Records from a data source

☆ ☆ ☆ ☆ ☆ ☆ ☆

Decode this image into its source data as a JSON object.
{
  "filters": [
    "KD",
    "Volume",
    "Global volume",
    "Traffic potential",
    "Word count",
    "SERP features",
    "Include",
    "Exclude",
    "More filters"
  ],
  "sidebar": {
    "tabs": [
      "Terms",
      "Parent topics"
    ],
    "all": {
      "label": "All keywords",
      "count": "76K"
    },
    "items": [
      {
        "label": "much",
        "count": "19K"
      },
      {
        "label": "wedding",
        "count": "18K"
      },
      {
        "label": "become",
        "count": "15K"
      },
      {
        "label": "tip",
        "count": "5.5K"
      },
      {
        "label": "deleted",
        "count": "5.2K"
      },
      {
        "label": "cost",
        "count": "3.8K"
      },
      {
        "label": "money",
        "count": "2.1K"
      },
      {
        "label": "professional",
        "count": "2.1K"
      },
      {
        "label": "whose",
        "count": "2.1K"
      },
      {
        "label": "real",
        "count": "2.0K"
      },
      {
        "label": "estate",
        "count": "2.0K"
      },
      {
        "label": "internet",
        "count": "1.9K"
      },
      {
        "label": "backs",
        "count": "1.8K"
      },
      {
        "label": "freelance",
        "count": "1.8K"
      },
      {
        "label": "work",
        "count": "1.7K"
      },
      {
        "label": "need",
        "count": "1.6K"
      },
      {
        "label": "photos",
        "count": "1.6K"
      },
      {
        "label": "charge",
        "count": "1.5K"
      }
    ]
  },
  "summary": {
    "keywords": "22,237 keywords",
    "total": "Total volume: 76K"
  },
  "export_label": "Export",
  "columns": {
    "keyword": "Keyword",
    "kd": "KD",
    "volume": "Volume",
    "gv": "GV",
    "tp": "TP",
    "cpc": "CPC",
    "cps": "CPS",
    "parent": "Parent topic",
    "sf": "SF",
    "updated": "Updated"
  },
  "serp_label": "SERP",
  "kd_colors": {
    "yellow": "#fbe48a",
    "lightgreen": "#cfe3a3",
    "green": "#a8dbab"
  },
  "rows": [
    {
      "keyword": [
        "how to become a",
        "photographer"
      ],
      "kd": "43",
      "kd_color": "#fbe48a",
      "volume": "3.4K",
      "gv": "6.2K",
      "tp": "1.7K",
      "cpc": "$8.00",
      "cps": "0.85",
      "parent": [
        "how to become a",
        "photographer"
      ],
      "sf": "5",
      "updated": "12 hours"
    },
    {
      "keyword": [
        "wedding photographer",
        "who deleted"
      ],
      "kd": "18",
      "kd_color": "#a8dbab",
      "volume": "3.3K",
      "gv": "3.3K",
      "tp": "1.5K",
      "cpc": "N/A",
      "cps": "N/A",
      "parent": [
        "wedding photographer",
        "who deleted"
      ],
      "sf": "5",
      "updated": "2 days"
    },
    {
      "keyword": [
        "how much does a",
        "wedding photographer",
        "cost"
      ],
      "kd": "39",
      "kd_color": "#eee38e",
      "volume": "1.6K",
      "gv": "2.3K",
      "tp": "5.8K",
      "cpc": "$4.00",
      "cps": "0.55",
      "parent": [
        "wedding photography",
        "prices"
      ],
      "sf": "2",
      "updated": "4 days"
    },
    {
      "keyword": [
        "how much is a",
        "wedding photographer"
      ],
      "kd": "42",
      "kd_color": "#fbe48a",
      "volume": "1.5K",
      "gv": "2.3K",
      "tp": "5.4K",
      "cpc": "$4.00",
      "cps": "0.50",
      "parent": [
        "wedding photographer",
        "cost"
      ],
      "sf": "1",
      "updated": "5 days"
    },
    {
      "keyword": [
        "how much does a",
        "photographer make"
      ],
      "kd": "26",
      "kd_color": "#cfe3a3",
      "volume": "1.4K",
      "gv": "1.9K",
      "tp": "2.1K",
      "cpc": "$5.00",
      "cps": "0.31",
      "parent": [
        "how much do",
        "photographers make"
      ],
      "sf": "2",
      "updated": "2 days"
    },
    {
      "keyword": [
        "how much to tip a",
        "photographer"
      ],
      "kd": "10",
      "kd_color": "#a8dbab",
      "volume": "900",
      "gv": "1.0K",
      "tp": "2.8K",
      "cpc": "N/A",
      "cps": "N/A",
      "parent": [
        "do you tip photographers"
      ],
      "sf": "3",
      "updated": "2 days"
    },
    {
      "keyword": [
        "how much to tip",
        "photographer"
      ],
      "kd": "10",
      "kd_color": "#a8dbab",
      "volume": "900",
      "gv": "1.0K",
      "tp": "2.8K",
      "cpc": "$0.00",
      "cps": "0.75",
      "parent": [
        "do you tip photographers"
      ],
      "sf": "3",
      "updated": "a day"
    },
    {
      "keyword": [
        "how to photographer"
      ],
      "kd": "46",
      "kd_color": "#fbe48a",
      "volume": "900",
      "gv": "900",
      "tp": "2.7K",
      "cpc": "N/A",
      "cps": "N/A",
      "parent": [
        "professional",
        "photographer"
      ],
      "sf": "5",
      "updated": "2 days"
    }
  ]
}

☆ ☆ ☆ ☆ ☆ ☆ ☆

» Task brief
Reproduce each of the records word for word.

» Answer box
Decode this image into its source data as a JSON object.
{
  "filters": [
    "KD",
    "Volume",
    "Global volume",
    "Traffic potential",
    "Word count",
    "SERP features",
    "Include",
    "Exclude",
    "More filters"
  ],
  "sidebar": {
    "tabs": [
      "Terms",
      "Parent topics"
    ],
    "all": {
      "label": "All keywords",
      "count": "76K"
    },
    "items": [
      {
        "label": "much",
        "count": "19K"
      },
      {
        "label": "wedding",
        "count": "18K"
      },
      {
        "label": "become",
        "count": "15K"
      },
      {
        "label": "tip",
        "count": "5.5K"
      },
      {
        "label": "deleted",
        "count": "5.2K"
      },
      {
        "label": "cost",
        "count": "3.8K"
      },
      {
        "label": "money",
        "count": "2.1K"
      },
      {
        "label": "professional",
        "count": "2.1K"
      },
      {
        "label": "whose",
        "count": "2.1K"
      },
      {
        "label": "real",
        "count": "2.0K"
      },
      {
        "label": "estate",
        "count": "2.0K"
      },
      {
        "label": "internet",
        "count": "1.9K"
      },
      {
        "label": "backs",
        "count": "1.8K"
      },
      {
        "label": "freelance",
        "count": "1.8K"
      },
      {
        "label": "work",
        "count": "1.7K"
      },
      {
        "label": "need",
        "count": "1.6K"
      },
      {
        "label": "photos",
        "count": "1.6K"
      },
      {
        "label": "charge",
        "count": "1.5K"
      }
    ]
  },
  "summary": {
    "keywords": "22,237 keywords",
    "total": "Total volume: 76K"
  },
  "export_label": "Export",
  "columns": {
    "keyword": "Keyword",
    "kd": "KD",
    "volume": "Volume",
    "gv": "GV",
    "tp": "TP",
    "cpc": "CPC",
    "cps": "CPS",
    "parent": "Parent topic",
    "sf": "SF",
    "updated": "Updated"
  },
  "serp_label": "SERP",
  "kd_colors": {
    "yellow": "#fbe48a",
    "lightgreen": "#cfe3a3",
    "green": "#a8dbab"
  },
  "rows": [
    {
      "keyword": [
        "how to become a",
        "photographer"
      ],
      "kd": "43",
      "kd_color": "#fbe48a",
      "volume": "3.4K",
      "gv": "6.2K",
      "tp": "1.7K",
      "cpc": "$8.00",
      "cps": "0.85",
      "parent": [
        "how to become a",
        "photographer"
      ],
      "sf": "5",
      "updated": "12 hours"
    },
    {
      "keyword": [
        "wedding photographer",
        "who deleted"
      ],
      "kd": "18",
      "kd_color": "#a8dbab",
      "volume": "3.3K",
      "gv": "3.3K",
      "tp": "1.5K",
      "cpc": "N/A",
      "cps": "N/A",
      "parent": [
        "wedding photographer",
        "who deleted"
      ],
      "sf": "5",
      "updated": "2 days"
    },
    {
      "keyword": [
        "how much does a",
        "wedding photographer",
        "cost"
      ],
      "kd": "39",
      "kd_color": "#eee38e",
      "volume": "1.6K",
      "gv": "2.3K",
      "tp": "5.8K",
      "cpc": "$4.00",
      "cps": "0.55",
      "parent": [
        "wedding photography",
        "prices"
      ],
      "sf": "2",
      "updated": "4 days"
    },
    {
      "keyword": [
        "how much is a",
        "wedding photographer"
      ],
      "kd": "42",
      "kd_color": "#fbe48a",
      "volume": "1.5K",
      "gv": "2.3K",
      "tp": "5.4K",
      "cpc": "$4.00",
      "cps": "0.50",
      "parent": [
        "wedding photographer",
        "cost"
      ],
      "sf": "1",
      "updated": "5 days"
    },
    {
      "keyword": [
        "how much does a",
        "photographer make"
      ],
      "kd": "26",
      "kd_color": "#cfe3a3",
      "volume": "1.4K",
      "gv": "1.9K",
      "tp": "2.1K",
      "cpc": "$5.00",
      "cps": "0.31",
      "parent": [
        "how much do",
        "photographers make"
      ],
      "sf": "2",
      "updated": "2 days"
    },
    {
      "keyword": [
        "how much to tip a",
        "photographer"
      ],
      "kd": "10",
      "kd_color": "#a8dbab",
      "volume": "900",
      "gv": "1.0K",
      "tp": "2.8K",
      "cpc": "N/A",
      "cps": "N/A",
      "parent": [
        "do you tip photographers"
      ],
      "sf": "3",
      "updated": "2 days"
    },
    {
      "keyword": [
        "how much to tip",
        "photographer"
      ],
      "kd": "10",
      "kd_color": "#a8dbab",
      "volume": "900",
      "gv": "1.0K",
      "tp": "2.8K",
      "cpc": "$0.00",
      "cps": "0.75",
      "parent": [
        "do you tip photographers"
      ],
      "sf": "3",
      "updated": "a day"
    },
    {
      "keyword": [
        "how to photographer"
      ],
      "kd": "46",
      "kd_color": "#fbe48a",
      "volume": "900",
      "gv": "900",
      "tp": "2.7K",
      "cpc": "N/A",
      "cps": "N/A",
      "parent": [
        "professional",
        "photographer"
      ],
      "sf": "5",
      "updated": "2 days"
    }
  ]
}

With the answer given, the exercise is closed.